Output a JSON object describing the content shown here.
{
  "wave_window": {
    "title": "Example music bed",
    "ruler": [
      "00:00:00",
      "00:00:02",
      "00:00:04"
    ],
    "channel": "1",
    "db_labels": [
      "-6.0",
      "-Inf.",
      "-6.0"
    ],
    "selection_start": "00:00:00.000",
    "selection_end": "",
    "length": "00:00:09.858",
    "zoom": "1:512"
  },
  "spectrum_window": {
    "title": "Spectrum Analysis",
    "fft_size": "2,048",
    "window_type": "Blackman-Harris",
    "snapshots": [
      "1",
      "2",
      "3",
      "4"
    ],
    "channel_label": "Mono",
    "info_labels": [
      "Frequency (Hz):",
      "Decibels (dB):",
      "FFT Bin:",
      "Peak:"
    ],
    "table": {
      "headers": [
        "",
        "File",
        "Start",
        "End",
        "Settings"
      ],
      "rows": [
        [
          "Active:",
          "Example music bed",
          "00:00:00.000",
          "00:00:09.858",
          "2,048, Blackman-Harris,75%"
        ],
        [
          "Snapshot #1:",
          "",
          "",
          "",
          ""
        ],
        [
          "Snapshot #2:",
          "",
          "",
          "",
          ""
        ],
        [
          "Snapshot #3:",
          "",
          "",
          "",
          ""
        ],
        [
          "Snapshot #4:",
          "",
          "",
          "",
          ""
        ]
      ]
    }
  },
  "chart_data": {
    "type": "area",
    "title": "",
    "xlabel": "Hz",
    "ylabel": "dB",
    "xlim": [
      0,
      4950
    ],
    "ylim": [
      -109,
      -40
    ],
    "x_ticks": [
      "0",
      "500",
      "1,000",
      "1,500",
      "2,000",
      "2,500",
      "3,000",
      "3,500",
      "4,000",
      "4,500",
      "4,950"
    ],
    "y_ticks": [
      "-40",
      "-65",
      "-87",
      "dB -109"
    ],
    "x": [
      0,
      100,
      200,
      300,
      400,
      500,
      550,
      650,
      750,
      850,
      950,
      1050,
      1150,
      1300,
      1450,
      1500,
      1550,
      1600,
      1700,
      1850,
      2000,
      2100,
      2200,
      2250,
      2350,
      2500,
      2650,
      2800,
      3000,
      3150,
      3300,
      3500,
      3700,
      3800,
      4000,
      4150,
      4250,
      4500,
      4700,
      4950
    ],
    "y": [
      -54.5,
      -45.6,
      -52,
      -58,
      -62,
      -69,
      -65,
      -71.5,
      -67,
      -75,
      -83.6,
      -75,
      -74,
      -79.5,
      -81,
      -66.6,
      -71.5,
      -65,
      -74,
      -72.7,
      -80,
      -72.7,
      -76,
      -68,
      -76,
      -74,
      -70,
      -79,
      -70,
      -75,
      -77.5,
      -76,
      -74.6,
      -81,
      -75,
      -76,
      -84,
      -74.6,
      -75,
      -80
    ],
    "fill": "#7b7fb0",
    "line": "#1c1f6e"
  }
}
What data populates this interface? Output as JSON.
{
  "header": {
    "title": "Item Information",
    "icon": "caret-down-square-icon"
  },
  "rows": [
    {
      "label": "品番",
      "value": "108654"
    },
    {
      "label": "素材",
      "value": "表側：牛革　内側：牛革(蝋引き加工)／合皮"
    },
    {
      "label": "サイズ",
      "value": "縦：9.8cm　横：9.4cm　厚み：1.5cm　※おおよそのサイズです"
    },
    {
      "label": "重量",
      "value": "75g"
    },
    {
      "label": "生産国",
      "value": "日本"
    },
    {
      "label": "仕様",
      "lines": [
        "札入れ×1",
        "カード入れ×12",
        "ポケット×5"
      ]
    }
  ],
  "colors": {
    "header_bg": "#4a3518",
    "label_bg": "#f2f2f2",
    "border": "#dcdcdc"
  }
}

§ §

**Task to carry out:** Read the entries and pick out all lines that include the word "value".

**Response to this exercise:**
      "value": "108654"
      "value": "表側：牛革　内側：牛革(蝋引き加工)／合皮"
      "value": "縦：9.8cm　横：9.4cm　厚み：1.5cm　※おおよそのサイズです"
      "value": "75g"
      "value": "日本"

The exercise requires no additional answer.